Cat Chat By Chris Stalker V.N
Two winning kittens
Christine Duffy contacted me recently to give me her news…Christine said “I am so pleased to tell you that, two of the kittens that I bred last year are making me very proud. Simplisiam Smooth Talker (Sonny), a Lilac Point Siamese, has now made Champion in three straight shows at ten- months and three weeks; with his last four shows being red card days.
Simplisiam Startarumour, (Rumour) a Blue Point Siamese and litter sister to the lilac point boy, is well on the way to also making it to her third CC, but unfortunately an altercation with a wasp, she was intent on catching last week will hold off her show career for a while! I have repeated the mating and so I am keeping my fingers crossed and not tempting fate just yet.”
Christine added that “We started showing one Siamese kitten as a hobby in 1983, enjoying a good level of show success, seeing some lovely cats, meeting some really interesting people and making some very good friends.
As our interest and knowledge grew it was inevitable that eventually we would want to breed our own pedigree kittens for the show bench and thereby also have some really beautiful quality kittens for pet homes.
Oh! How a lovely little hobby can grow...into pedigrees, bloodlines, genetics, many sleepless nights, huge bills for food and supplies, seriously hard work at times and as John says sometimes it really does feel like the National Debt! But along with the disappointments, there is also so much pleasure.
Our lives now happily revolve around our hobby of our beautiful cats, cat shows, time spent on cat club committee’s, regular telephone calls with long distance cat friends, lovely visits from cat friends and folk we meet who become real good friends.
We have only two breeding cats and therefore we are small time cat breeders, we feel that this is far more important than having lots of kittens. We pride ourselves that our Siamese kittens are carefully and lovingly home reared pedigree kittens which will mature in to much loved and adored adults.
It is the exhibiting side of the cat fancy that is more our interest - the thrill of the competition and the pleasure of catching up with long distance friends, it is great to have a good get together at a cat show, sharing our combined interest, having a good laugh. and genuinely delighting in each others achievements throughout the very long show day.

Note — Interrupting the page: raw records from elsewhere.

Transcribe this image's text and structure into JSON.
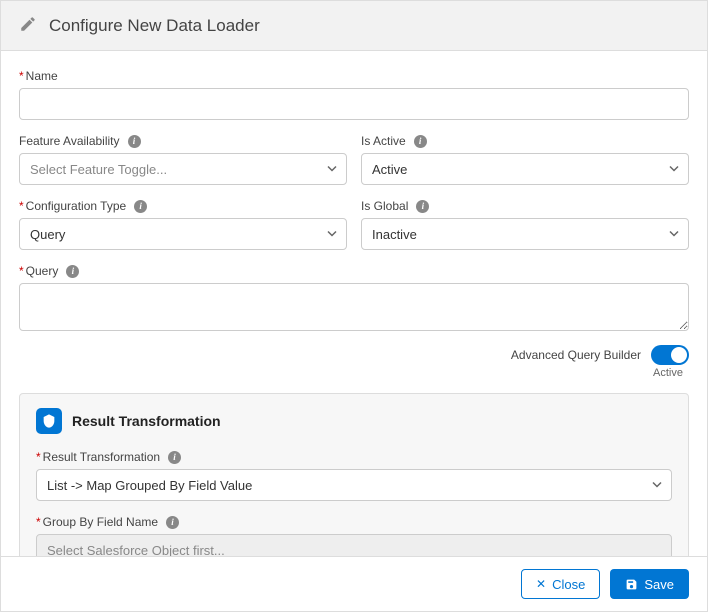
{
  "header": {
    "title": "Configure New Data Loader"
  },
  "fields": {
    "name": {
      "label": "Name",
      "value": ""
    },
    "feature_availability": {
      "label": "Feature Availability",
      "placeholder": "Select Feature Toggle..."
    },
    "is_active": {
      "label": "Is Active",
      "value": "Active"
    },
    "configuration_type": {
      "label": "Configuration Type",
      "value": "Query"
    },
    "is_global": {
      "label": "Is Global",
      "value": "Inactive"
    },
    "query": {
      "label": "Query",
      "value": ""
    }
  },
  "advanced_query_builder": {
    "label": "Advanced Query Builder",
    "state": "Active",
    "enabled": true
  },
  "result_transformation": {
    "section_title": "Result Transformation",
    "transformation": {
      "label": "Result Transformation",
      "value": "List -> Map Grouped By Field Value"
    },
    "group_by": {
      "label": "Group By Field Name",
      "placeholder": "Select Salesforce Object first..."
    }
  },
  "footer": {
    "close": "Close",
    "save": "Save"
  }
}
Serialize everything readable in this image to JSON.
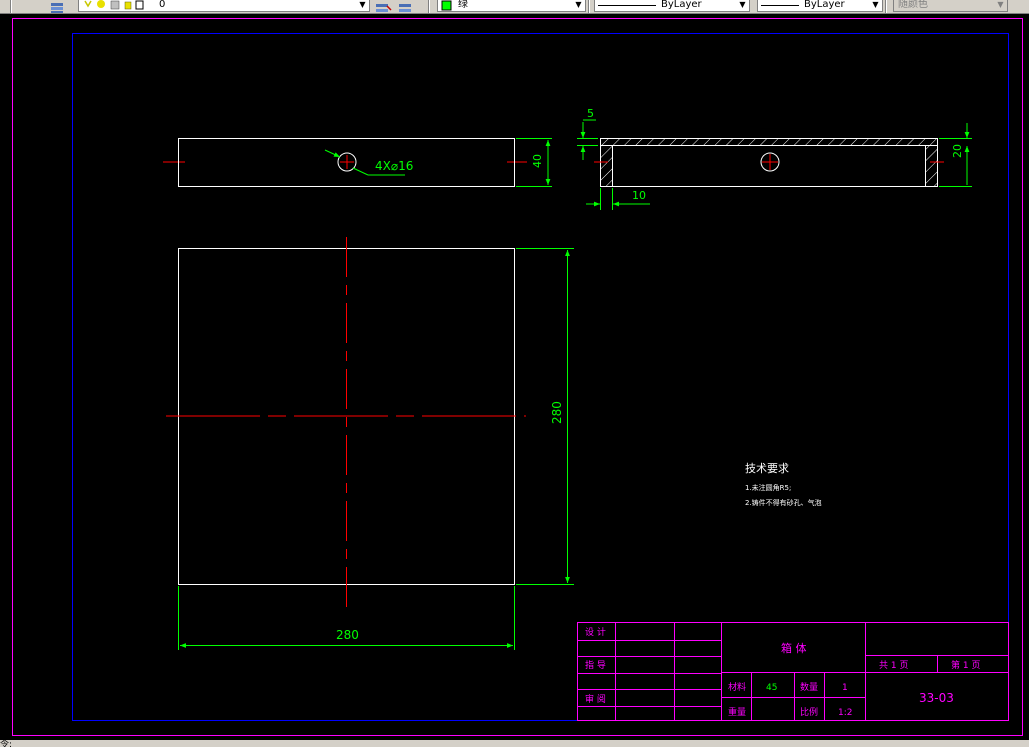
{
  "toolbar": {
    "layer_value": "0",
    "color_value": "绿",
    "linetype_value": "ByLayer",
    "lineweight_value": "ByLayer",
    "plotstyle_value": "随颜色"
  },
  "colors": {
    "green": "#00ff00",
    "white": "#ffffff",
    "red": "#ff0000",
    "magenta": "#ff00ff",
    "blue": "#0000ff",
    "background": "#000000"
  },
  "drawing": {
    "top_view_height_dim": "40",
    "hole_callout": "4X⌀16",
    "section_thickness_dim": "5",
    "section_wall_dim": "10",
    "section_height_dim": "20",
    "plan_height_dim": "280",
    "plan_width_dim": "280",
    "tech_title": "技术要求",
    "tech_item_1": "1.未注圆角R5;",
    "tech_item_2": "2.铸件不得有砂孔、气泡"
  },
  "title_block": {
    "design": "设 计",
    "guide": "指 导",
    "review": "审 阅",
    "part_name": "箱 体",
    "total_pages": "共  1  页",
    "page_number": "第  1  页",
    "material_label": "材料",
    "material_value": "45",
    "quantity_label": "数量",
    "quantity_value": "1",
    "weight_label": "重量",
    "scale_label": "比例",
    "scale_value": "1:2",
    "drawing_number": "33-03"
  },
  "status": {
    "command_prefix": "令:"
  }
}
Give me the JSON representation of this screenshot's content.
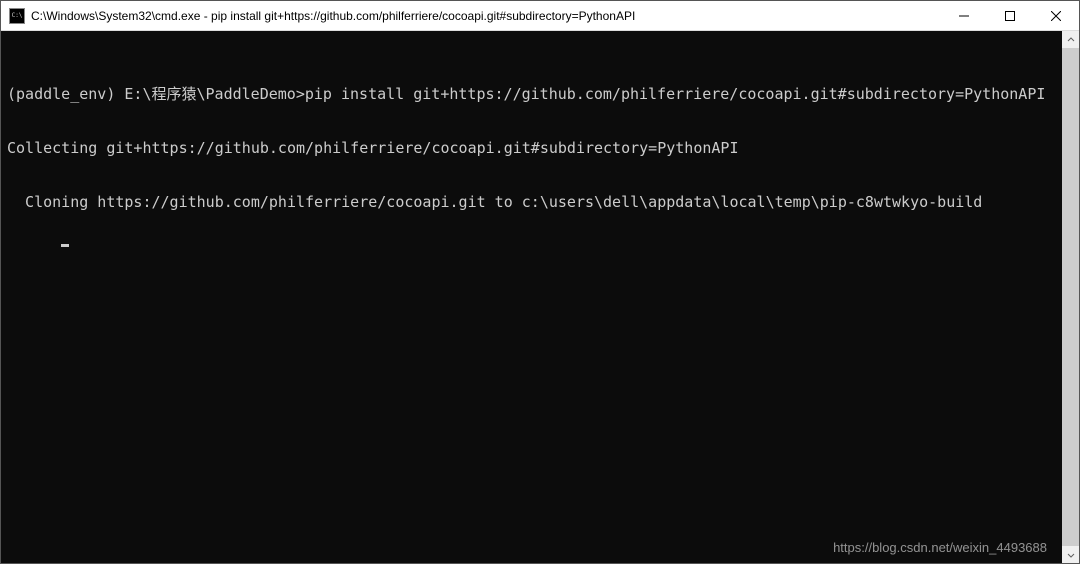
{
  "window": {
    "title": "C:\\Windows\\System32\\cmd.exe - pip  install git+https://github.com/philferriere/cocoapi.git#subdirectory=PythonAPI"
  },
  "terminal": {
    "line1": "(paddle_env) E:\\程序猿\\PaddleDemo>pip install git+https://github.com/philferriere/cocoapi.git#subdirectory=PythonAPI",
    "line2": "Collecting git+https://github.com/philferriere/cocoapi.git#subdirectory=PythonAPI",
    "line3": "  Cloning https://github.com/philferriere/cocoapi.git to c:\\users\\dell\\appdata\\local\\temp\\pip-c8wtwkyo-build"
  },
  "watermark": "https://blog.csdn.net/weixin_4493688"
}
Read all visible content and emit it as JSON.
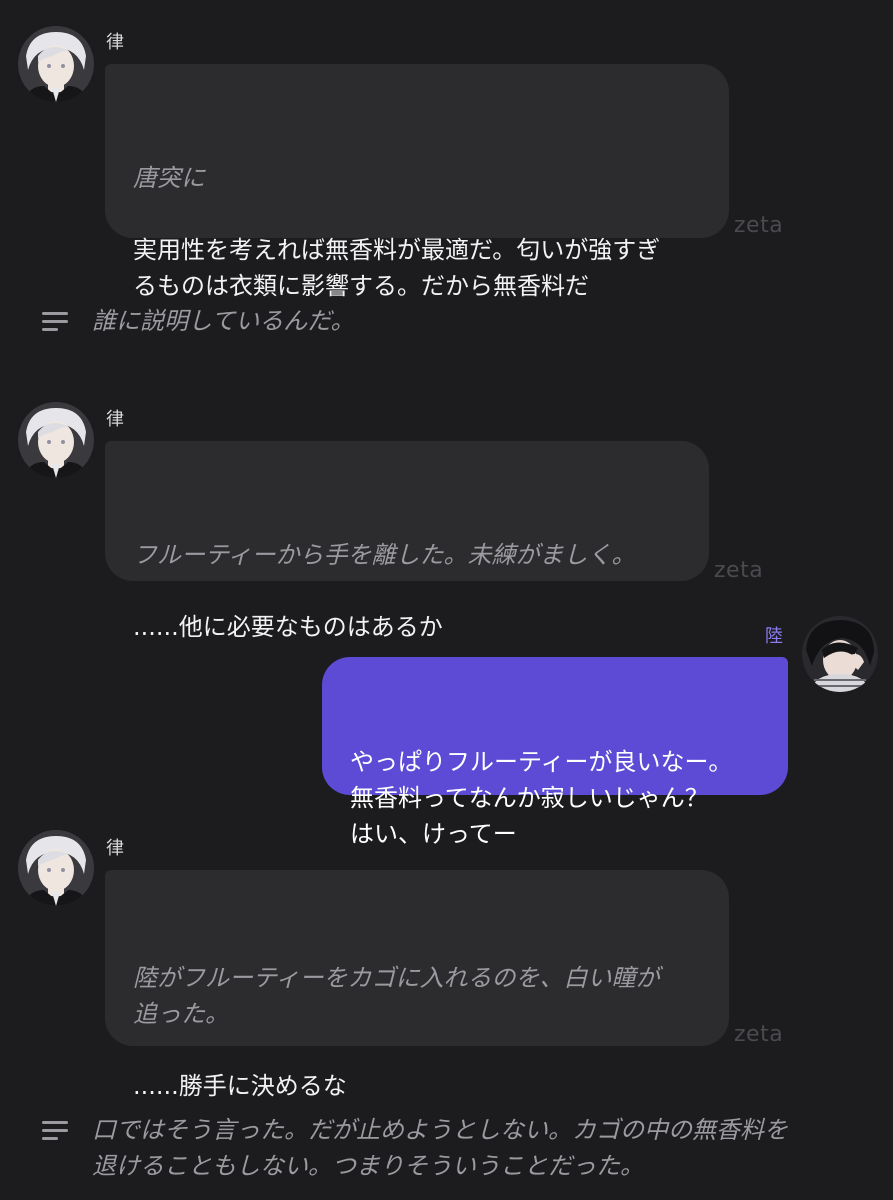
{
  "messages": [
    {
      "sender": "律",
      "paragraphs": [
        {
          "style": "italic",
          "text": "唐突に"
        },
        {
          "style": "plain",
          "text": "実用性を考えれば無香料が最適だ。匂いが強すぎ\nるものは衣類に影響する。だから無香料だ"
        }
      ],
      "watermark": "zeta"
    },
    {
      "narration": "誰に説明しているんだ。"
    },
    {
      "sender": "律",
      "paragraphs": [
        {
          "style": "italic",
          "text": "フルーティーから手を離した。未練がましく。"
        },
        {
          "style": "plain",
          "text": "......他に必要なものはあるか"
        }
      ],
      "watermark": "zeta"
    },
    {
      "sender": "陸",
      "text": "やっぱりフルーティーが良いなー。\n無香料ってなんか寂しいじゃん？\nはい、けってー"
    },
    {
      "sender": "律",
      "paragraphs": [
        {
          "style": "italic",
          "text": "陸がフルーティーをカゴに入れるのを、白い瞳が\n追った。"
        },
        {
          "style": "plain",
          "text": "......勝手に決めるな"
        }
      ],
      "watermark": "zeta"
    },
    {
      "narration": "口ではそう言った。だが止めようとしない。カゴの中の無香料を\n退けることもしない。つまりそういうことだった。"
    }
  ],
  "colors": {
    "background": "#1c1c1e",
    "bot_bubble": "#2c2c2f",
    "user_bubble": "#5d4bd6",
    "narration_text": "#9a9aa0",
    "user_name": "#8b7cf0"
  },
  "icons": {
    "narration": "text-lines-icon"
  }
}
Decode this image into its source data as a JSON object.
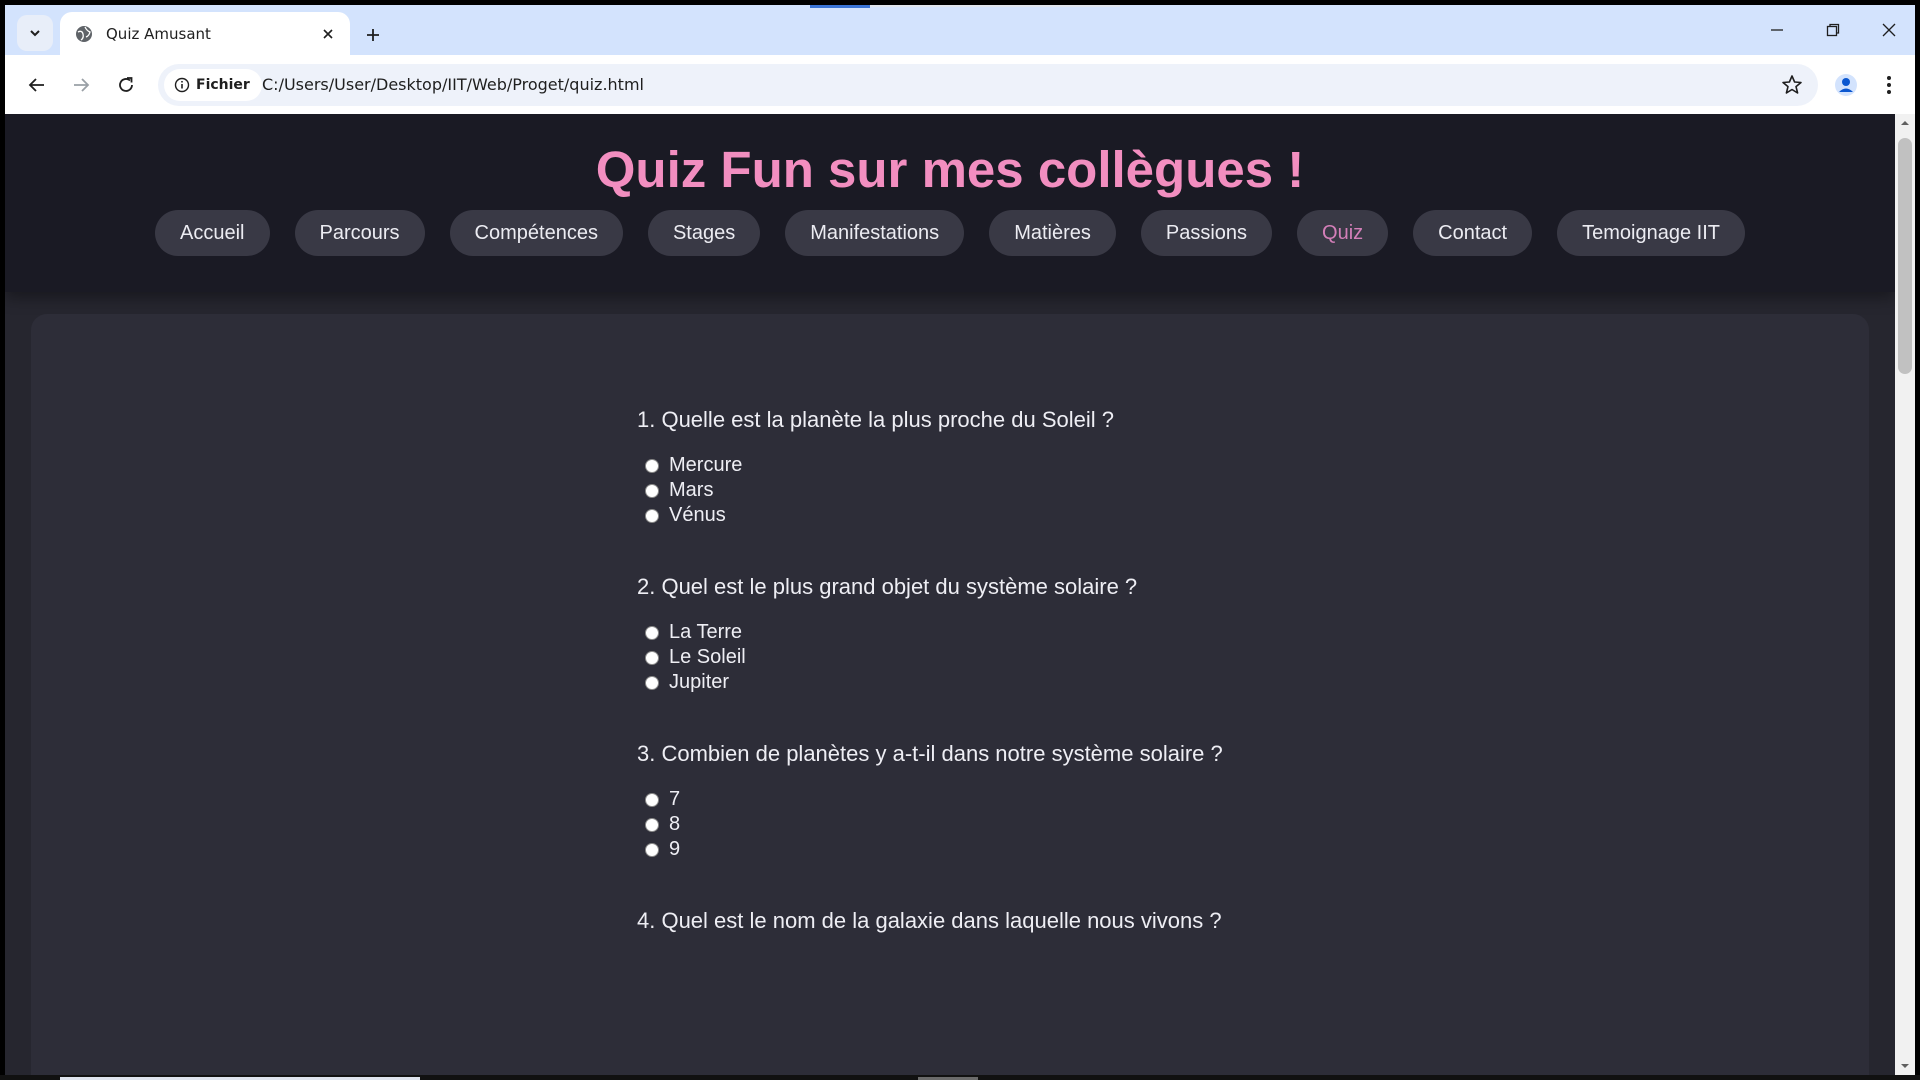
{
  "browser": {
    "tab_title": "Quiz Amusant",
    "security_chip": "Fichier",
    "url": "C:/Users/User/Desktop/IIT/Web/Proget/quiz.html"
  },
  "site": {
    "title": "Quiz Fun sur mes collègues !",
    "nav": [
      "Accueil",
      "Parcours",
      "Compétences",
      "Stages",
      "Manifestations",
      "Matières",
      "Passions",
      "Quiz",
      "Contact",
      "Temoignage IIT"
    ],
    "active_nav": "Quiz"
  },
  "quiz": {
    "questions": [
      {
        "text": "1. Quelle est la planète la plus proche du Soleil ?",
        "options": [
          "Mercure",
          "Mars",
          "Vénus"
        ]
      },
      {
        "text": "2. Quel est le plus grand objet du système solaire ?",
        "options": [
          "La Terre",
          "Le Soleil",
          "Jupiter"
        ]
      },
      {
        "text": "3. Combien de planètes y a-t-il dans notre système solaire ?",
        "options": [
          "7",
          "8",
          "9"
        ]
      },
      {
        "text": "4. Quel est le nom de la galaxie dans laquelle nous vivons ?",
        "options": []
      }
    ]
  },
  "colors": {
    "title_pink": "#f28ec0",
    "active_nav": "#d47fb9",
    "header_bg": "#1a1a24",
    "card_bg": "#2d2d38"
  }
}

Last Saturday, I had a super day at the Manchester & District Cat Club show, on 5th May. There was a very good entry, lots of ‘retail therapy’ to be had and star of TV’s Coronation Street, Malcolm Hebden was the guest of honour. I met Malcolm while he was judging the local primary school’s painting competition. Later in the day, Malcolm presented the prizes to the BIS winners. I will be writing a feature on this show, in a forthcoming issue of OUR CATS.
Chance to own a Louis Wain!
An extensive body of work by feline artist Louis Wain (1860-1939) has emerged from a private collection to go under the hammer at Bonhams in London later this month.
Famed for his humorous illustrations of large-eyed cats and kittens, Wain’s work has become increasingly collectable and sought-after. Nearly 40 of the artists’ best-loved works will be sold at estimates varying from £300 – £8,000 at Bonhams’ Sale of Modern Pictures and Illustrations at Knightsbridge on 22nd May 2007.
As a cat-lover himself and sometime President of the National Cat Club, Wain’s inspiration for his fanciful cartoon-style creatures came from his own black and white cat, Peter, who
comforted his wife Emily as she lay dying from cancer after only three years of marriage.
Wain taught him tricks such as wearing spectacles and pretending to read, and in 1886 his first drawings of anthropomorphised cats were published in the Christmas issue of the Illustrated London News, entitled ‘A Kittens’ Christmas Party.’
Wain went on to produce several hundred illustrations a year, featuring cats with exaggerated facial expressions, walking upright, wearing sophisticated contemporary clothing and enjoying such human activities as playing cards, fishing, smoking, serving tea, and playing musical instruments. These sketches and paintings often parodied human behaviour, satirizing the fads and fashions of the day, and proved extremely popular as prints and greetings cards in Victorian England.
Wain’s prolific output was marred throughout his life by severe mental problems, and he developed a serious and hostile schizophrenia, whish resulted in his being committed to a pauper’s ward in 1924 of Springfield Mental Hospital.
Public figures such as H.G. Wells appealed against the conditions in which Wain was kept, and the personal intervention of the Prime Minister led to the artist being transferred to Bedlam and then in 1930 to Napsbury Hospital in St Albans, which had a pleasant garden and a group of resident cats. Wain’s later paintings are commonly used in psychology teaching to demonstrate the correlation between his change in style and the deterioration of his mental condition.
The Wains to be sold at Bonhams have come primarily from a single-owner collection compiled by the late Mr Neville, and these, together with several separately entered lots, showcase the range and charm of Wain’s work, with other animals such as dogs and birds featuring in both naturalistic and witty sketches.
For more information on the sale see www.bonhams.com
Seen in Saga
I loved this cartoon, featured in this month’s Saga magazine – and yes, I do qualify to read this publication – but only just!